WORK ITEM:
Check every line below, and copy those that include "type".

EXTRACTED RECORDS:
# # # #

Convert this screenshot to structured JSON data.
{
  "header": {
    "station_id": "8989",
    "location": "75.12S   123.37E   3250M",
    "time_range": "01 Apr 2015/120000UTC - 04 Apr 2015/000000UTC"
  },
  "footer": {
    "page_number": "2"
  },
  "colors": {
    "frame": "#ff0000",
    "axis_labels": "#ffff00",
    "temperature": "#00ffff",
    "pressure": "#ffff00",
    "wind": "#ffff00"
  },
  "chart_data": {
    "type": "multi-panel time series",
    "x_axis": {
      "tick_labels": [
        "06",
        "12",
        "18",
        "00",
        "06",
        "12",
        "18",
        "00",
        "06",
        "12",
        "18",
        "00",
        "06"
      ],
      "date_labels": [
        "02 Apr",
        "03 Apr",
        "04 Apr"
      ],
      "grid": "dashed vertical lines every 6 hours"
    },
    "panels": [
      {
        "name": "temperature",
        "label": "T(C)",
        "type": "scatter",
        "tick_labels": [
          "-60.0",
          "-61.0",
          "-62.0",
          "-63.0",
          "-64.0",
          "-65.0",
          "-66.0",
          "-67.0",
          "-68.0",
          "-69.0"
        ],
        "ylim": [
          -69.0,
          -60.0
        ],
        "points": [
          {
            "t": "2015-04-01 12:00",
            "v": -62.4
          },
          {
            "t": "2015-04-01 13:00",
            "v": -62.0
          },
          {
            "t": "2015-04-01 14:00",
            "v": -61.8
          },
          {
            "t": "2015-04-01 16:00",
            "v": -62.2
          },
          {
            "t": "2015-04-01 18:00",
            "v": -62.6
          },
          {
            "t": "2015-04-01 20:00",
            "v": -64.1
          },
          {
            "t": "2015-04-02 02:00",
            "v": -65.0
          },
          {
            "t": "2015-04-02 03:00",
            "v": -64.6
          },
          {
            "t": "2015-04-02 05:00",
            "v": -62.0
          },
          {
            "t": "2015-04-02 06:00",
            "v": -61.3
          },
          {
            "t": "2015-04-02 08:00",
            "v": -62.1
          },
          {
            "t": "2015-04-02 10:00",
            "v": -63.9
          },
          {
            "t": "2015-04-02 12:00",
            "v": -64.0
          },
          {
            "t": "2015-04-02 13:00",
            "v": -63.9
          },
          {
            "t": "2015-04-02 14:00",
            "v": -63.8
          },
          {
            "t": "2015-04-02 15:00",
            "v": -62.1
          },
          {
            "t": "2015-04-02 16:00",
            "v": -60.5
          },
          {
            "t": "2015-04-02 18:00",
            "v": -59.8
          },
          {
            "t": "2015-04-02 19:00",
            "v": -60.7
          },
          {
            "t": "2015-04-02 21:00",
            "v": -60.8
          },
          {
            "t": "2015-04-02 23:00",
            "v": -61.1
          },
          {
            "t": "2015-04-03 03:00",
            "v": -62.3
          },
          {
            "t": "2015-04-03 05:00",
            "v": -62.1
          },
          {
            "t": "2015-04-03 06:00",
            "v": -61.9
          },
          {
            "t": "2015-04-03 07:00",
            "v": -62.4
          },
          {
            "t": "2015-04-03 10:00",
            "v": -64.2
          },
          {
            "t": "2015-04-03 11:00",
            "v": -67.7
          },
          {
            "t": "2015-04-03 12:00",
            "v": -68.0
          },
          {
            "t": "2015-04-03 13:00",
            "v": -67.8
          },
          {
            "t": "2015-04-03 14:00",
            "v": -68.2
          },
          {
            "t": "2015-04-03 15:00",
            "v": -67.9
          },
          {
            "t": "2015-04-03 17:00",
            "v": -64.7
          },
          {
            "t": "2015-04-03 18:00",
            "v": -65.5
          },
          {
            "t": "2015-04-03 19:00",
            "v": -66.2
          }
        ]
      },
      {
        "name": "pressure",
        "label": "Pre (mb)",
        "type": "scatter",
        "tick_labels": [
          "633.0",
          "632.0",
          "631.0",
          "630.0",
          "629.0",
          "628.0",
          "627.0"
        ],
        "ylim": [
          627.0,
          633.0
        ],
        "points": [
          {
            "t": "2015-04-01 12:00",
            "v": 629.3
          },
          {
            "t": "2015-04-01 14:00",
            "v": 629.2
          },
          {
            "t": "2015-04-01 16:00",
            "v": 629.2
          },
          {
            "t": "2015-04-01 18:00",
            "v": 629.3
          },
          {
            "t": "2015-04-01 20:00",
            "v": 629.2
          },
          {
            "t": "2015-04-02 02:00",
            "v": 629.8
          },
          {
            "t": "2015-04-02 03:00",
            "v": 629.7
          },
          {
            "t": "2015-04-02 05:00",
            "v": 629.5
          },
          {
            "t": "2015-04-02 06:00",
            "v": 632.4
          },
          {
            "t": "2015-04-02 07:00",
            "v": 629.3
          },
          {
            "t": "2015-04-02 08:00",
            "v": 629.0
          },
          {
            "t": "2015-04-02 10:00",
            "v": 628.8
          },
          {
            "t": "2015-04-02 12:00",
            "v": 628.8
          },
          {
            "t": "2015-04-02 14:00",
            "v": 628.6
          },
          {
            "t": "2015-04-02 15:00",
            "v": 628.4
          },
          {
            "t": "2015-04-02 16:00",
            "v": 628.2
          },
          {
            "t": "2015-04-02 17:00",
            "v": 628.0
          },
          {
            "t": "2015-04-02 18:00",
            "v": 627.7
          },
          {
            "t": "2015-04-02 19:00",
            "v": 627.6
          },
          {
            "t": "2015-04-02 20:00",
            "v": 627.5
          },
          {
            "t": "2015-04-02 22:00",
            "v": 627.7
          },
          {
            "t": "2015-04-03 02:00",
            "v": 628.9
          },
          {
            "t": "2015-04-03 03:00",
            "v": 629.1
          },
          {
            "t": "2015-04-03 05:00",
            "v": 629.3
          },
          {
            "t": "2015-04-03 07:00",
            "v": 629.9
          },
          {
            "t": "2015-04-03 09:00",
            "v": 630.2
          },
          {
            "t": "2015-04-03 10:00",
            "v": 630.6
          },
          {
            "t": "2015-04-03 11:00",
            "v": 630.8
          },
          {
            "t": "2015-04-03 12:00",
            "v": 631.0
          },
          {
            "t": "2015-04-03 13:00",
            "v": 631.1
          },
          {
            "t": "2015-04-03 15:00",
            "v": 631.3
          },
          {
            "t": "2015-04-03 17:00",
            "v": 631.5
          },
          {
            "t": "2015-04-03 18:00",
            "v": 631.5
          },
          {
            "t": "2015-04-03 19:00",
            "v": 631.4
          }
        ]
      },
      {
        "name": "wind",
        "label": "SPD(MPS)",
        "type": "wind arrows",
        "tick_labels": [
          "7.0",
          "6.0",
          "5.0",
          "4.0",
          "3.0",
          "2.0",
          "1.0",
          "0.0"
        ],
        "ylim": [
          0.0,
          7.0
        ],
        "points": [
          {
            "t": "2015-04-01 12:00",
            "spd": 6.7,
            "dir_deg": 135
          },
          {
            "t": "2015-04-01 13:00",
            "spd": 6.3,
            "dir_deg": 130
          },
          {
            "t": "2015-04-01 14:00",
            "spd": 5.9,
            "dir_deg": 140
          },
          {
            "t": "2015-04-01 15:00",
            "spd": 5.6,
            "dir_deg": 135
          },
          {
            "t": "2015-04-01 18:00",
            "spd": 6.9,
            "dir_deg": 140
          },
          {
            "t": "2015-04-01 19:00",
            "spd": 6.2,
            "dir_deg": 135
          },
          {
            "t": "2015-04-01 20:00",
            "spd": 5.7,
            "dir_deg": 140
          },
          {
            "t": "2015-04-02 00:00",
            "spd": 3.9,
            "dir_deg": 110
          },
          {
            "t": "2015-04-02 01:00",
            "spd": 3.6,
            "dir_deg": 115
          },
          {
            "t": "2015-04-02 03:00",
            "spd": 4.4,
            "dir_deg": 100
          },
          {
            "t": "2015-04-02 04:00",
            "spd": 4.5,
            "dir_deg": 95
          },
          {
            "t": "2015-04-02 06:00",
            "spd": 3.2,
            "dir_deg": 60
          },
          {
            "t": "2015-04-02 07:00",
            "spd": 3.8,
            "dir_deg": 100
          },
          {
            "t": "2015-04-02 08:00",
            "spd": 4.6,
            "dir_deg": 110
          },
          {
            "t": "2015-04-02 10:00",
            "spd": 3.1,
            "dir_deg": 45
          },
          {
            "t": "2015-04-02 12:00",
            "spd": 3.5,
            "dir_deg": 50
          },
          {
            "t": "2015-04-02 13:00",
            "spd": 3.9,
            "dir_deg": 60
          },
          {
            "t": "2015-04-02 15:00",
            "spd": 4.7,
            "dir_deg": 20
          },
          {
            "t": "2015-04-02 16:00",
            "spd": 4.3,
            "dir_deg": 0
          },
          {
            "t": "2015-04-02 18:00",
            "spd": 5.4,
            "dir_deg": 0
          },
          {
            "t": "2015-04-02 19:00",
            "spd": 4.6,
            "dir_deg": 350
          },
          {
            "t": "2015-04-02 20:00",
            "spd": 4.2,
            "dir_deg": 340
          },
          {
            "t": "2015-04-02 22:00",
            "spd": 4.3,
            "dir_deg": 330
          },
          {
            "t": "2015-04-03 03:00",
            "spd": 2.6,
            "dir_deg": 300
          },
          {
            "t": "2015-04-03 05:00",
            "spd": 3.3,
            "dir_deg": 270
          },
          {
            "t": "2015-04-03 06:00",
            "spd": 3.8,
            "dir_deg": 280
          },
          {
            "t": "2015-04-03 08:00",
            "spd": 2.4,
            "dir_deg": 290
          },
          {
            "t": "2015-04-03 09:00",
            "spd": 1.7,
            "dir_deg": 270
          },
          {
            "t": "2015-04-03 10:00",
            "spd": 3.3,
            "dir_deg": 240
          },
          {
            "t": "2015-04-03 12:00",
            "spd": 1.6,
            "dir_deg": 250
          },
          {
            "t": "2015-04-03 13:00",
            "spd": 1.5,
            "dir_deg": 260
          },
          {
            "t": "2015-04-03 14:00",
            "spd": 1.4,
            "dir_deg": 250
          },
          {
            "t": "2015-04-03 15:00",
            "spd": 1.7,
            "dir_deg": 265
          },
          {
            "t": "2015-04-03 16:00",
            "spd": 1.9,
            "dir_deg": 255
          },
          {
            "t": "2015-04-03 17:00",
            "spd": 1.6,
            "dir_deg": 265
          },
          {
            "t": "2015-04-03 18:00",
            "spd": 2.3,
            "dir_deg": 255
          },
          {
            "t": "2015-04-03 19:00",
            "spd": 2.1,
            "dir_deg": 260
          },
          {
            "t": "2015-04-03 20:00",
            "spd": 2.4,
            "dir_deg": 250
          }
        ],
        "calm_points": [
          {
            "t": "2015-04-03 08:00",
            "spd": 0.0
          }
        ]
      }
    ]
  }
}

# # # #

ANSWER TO THE EXERCISE:
    "type": "multi-panel time series",
        "type": "scatter",
        "type": "scatter",
        "type": "wind arrows",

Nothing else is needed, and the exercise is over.